The hotel receptionist gave us information about the cable cars that would bring us down the mountain slopes, she explained a route so simple that ultimately turned out to be the “walk of my life” if I can put it that way. We stepped out of Mercure hotel turning right as instructed & stumbled upon 2 paths. Contemplating which to take, we wound up taking the second – we were both uncertain of the route & both with different suggestions of which to take. Walking up the second path, we stumbled upon a man sitting near some kind of small structured building which looked as if put up for the sole purpose of shelter. From him, we tried to verify the direction in which we were travelling, whether we were on the right path & if not – how we could get to this Gubałówka? The man, before directing us warmed us of mud puddles due to recent rain & discouraged us from continuing the path we were on. He redirected us to the main road, as implied by the receptionist to begin with.


Dirt Road to Gubałówka


Houses Along Slopes of the Mountain

The uphill path began with an entrance leading to houses. After a while the houses became scanty & scattered. I couldn’t see anything promising regarding cable cars in the distance.


Ruins of A Barn

I was beginning to get somewhat hot & tired in my tight jeans & red jacket. Removing the jacket, we continued on the same path in hope of reaching our desired destination.


The Struggle of Walking The Slippery Slopes Up the Mountain


Happy to Be Taking a Break

We eventually reached higher ground & the hotel was visible to us from a fairly long distance, this discouraged the possibility of tracking back.

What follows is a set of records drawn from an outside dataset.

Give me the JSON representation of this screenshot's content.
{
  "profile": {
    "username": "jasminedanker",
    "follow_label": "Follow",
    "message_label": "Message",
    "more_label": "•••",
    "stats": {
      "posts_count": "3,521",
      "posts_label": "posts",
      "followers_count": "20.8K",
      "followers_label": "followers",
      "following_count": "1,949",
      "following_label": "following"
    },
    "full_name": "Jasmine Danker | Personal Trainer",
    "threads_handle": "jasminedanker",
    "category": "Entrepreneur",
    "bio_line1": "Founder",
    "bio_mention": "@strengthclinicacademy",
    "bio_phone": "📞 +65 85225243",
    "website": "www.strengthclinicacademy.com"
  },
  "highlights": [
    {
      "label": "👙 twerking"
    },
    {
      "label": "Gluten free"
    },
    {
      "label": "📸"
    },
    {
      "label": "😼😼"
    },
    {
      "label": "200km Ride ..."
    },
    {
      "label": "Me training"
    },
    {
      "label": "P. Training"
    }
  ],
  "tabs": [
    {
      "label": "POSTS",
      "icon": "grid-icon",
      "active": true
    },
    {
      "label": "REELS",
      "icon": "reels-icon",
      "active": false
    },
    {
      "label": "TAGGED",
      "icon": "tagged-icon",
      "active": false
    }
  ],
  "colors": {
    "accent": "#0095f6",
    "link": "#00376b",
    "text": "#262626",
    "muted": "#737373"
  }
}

We were now on wide open fields and the scenery was starting to pick up, inspired by the amazing view, we continued on.


Mercure Hotel – Zakopane


Snow Atop The Mountains


The Small Town Resting at The Foot of the Tatra & Gubałówka Mountain Ranges


In a distance we notice a flock of sheep & the shepherd to one end & to another we notice a few people tracking up the mountain slope like we were. With the shepherd being at a distance, we were unable to ask for directions & rather continued in faith & hope that we were on the right track. Tired, unsure of the route & with raindrops falling down on us, I was ready to try a different route and seek out shelter shall it start pouring rain!


As We Continued Higher Up


We Had A Gorgeous View

With some encouragement & unwillingness to give up on our quest, we came across 3 to 4 houses which were widely spaced out. At some point in time, I felt like we were in a horror movie & my overactive imagination came to play.  The area was quite & secluded; expecting someone to step out of their home, give us wrong directions into the woods & somehow detain us there *laughs*. Now that I think about it, sounds a tidbit like paranoia, no?


Moving on much further up the mountain, we came across a man walking a toddler whilst pushing a baby stroller. Coincidentally they came out for a stroll just as we passed their home. Now mind you, one hardly comes across “people of color” when in Zakopane, let alone find them walking amidst the woods on some country mountain slope – but this was us!

Asking for directions from this family, we continued and stumbled upon a hungry looking horse tied up a few feet from the house. On attempt to approach the horse, I saw how red its eyes were & retracted on the thought of rabies, yes paranoia yet again but probably for the right reasons this time around.


A Malnourished Horse Tied Up


Captivated by The Sensation & Tranquility of  Where I am, I set my Soul Free to Roam Without A Care!



The Unknown Path


Wandering The Woods


Almost There …

It was an adventure! One I’d like to repeat again due to the adrenaline rush & comics of paranoia, but certainly not in tight jeans. Yikes!


Destination Reached!!

Once atop the mountain, it was all worth it! The scenery breath-taking, we found crowds of people, refreshments & the cable cars where not too far off.   This “walk of my life” was one of the longest, one of the toughest, but certainly also one of the best!


Breathtaking scenery


Cable Cars


Getting Ready to Hop On


Easing Down The Slopes


Loved The View!!